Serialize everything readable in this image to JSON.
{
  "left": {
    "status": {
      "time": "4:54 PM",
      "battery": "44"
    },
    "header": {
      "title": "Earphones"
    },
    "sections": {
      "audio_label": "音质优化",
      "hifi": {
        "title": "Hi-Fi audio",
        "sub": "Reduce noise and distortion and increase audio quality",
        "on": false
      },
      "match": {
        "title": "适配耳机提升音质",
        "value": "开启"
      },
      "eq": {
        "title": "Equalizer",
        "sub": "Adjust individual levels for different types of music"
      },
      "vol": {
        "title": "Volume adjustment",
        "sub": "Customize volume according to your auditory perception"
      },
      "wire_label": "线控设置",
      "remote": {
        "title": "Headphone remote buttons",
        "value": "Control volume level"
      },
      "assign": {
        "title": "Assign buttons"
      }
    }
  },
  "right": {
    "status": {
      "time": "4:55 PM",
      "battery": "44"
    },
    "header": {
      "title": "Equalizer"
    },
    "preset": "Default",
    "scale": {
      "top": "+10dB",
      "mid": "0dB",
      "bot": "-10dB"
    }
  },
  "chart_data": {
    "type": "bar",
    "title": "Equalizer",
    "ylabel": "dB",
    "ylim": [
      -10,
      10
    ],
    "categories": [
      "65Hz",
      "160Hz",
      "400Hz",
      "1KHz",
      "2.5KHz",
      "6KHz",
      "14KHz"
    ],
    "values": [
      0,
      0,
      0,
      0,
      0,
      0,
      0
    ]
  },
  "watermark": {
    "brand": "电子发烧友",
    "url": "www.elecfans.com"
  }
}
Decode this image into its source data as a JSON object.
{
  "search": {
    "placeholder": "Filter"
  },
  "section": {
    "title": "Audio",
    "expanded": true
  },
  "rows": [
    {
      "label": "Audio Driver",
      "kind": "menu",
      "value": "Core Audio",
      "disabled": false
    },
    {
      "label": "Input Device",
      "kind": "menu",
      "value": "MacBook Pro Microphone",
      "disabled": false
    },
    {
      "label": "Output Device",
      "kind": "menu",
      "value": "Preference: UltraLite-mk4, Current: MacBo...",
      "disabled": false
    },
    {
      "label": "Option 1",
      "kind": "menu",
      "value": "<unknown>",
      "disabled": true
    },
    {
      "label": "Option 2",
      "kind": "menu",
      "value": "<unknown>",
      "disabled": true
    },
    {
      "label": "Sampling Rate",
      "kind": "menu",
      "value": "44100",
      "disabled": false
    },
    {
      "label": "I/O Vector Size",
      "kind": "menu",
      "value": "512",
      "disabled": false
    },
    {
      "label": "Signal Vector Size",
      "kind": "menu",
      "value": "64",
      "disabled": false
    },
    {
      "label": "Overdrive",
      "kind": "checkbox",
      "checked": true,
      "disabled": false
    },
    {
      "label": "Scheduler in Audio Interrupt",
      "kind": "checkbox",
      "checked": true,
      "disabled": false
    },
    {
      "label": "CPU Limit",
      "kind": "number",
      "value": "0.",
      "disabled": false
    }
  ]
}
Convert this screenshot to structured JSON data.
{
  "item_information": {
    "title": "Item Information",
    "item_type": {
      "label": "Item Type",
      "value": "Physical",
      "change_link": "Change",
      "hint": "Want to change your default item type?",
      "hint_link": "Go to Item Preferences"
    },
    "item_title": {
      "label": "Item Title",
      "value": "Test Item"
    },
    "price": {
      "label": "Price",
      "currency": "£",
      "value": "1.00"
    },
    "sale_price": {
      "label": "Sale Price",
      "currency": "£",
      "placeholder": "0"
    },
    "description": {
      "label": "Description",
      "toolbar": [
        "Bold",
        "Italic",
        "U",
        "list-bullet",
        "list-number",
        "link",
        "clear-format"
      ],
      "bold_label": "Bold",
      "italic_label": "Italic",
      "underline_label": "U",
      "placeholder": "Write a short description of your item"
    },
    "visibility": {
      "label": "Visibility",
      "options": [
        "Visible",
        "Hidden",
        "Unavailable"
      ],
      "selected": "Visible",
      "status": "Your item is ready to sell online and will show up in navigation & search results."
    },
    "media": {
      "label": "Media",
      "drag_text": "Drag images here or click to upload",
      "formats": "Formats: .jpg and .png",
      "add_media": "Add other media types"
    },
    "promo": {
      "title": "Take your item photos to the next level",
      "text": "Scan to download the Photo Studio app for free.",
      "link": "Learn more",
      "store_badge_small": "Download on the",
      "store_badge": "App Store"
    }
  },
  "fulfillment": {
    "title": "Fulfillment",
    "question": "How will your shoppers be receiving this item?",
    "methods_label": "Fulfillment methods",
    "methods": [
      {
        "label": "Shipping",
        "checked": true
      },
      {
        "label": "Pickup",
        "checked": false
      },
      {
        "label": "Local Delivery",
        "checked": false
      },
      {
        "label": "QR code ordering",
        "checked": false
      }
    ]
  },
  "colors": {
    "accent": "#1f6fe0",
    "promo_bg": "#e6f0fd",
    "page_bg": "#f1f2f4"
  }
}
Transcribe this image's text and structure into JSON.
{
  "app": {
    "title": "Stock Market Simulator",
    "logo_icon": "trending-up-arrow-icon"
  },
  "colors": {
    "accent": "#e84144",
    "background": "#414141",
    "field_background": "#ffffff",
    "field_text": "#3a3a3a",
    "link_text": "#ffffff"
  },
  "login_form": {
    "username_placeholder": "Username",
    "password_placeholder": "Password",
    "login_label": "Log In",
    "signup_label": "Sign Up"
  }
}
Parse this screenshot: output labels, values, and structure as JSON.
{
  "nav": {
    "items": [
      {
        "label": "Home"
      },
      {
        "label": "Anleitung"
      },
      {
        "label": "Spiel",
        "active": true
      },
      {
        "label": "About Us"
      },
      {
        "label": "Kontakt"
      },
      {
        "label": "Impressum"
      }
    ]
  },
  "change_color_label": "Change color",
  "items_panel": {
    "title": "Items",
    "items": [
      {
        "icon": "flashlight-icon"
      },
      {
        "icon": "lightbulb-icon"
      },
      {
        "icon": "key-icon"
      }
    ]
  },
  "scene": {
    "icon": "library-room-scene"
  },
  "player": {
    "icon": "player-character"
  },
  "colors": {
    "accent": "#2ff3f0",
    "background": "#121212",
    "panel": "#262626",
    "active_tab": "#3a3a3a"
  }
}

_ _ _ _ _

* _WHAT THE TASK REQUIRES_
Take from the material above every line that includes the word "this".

* _EXERCISE RESULT_
Serialize everything readable in this image to JSON.
Decode this image into its source data as a JSON object.
Convert this screenshot to structured JSON data.
    "question": "How will your shoppers be receiving this item?",
Transcribe this image's text and structure into JSON.
Parse this screenshot: output labels, values, and structure as JSON.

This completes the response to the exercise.